The French and British colonial period
The first colonists (1632) were French, but, with the Treaty of Aix-la-Chapelle (1748), Great Britain and France agreed to treat the island as neutral ground and leave it to the Caribs. From that time until 1805, Dominica went back and forth between France and Britain. French planters continued to settle in Dominica until 1759, when the British captured the island. It was formally ceded to Britain in 1763. In 1778, French forces from Martinique captured Dominica. The British recaptured the island in 1783. The French, coming that time from Guadeloupe, failed to again retake the island in 1795. The French made a final assault on the island in 1805, and, although they burned the capital, Roseau, they were forced to withdraw.

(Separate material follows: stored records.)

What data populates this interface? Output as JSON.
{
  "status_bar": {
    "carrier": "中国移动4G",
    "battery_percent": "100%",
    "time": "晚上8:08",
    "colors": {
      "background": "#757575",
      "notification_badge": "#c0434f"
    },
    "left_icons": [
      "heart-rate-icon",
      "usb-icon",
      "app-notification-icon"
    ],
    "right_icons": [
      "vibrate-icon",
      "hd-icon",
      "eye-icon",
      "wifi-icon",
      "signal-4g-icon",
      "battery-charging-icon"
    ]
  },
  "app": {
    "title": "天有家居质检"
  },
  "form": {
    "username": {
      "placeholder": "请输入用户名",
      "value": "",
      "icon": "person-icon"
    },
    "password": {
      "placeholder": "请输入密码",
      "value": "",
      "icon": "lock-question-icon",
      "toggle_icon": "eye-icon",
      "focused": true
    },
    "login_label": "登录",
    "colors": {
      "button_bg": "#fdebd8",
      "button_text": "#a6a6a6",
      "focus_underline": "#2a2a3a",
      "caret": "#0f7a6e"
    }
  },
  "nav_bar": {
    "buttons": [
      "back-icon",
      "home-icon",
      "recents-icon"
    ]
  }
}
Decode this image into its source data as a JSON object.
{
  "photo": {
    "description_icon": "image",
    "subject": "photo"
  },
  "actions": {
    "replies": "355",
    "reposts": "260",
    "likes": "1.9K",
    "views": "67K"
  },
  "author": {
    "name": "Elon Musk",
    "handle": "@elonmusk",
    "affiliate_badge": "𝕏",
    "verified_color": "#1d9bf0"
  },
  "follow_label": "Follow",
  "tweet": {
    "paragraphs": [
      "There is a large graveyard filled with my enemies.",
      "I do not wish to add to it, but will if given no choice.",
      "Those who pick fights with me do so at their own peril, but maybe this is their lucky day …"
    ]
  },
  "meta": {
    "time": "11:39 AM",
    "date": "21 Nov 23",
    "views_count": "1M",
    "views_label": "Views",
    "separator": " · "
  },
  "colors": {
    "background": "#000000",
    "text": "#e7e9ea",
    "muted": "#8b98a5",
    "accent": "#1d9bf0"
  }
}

At first administered as part of the Leeward Islands, in 1771 Dominica was made a separate colony. It was rejoined administratively to the Leewards in 1883 and remained thus until 1940, when it was transferred to the Windward Islands as a separate colony. In 1958 Dominica joined the West Indies Federation. After that organization was dissolved in 1962, discussions for alternative forms of federation took place. Those issues were settled when the British government passed the West Indies Act of 1967, which gave Dominica the status of association with the United Kingdom. Under the 1967 constitution the island became fully self-governing in internal affairs.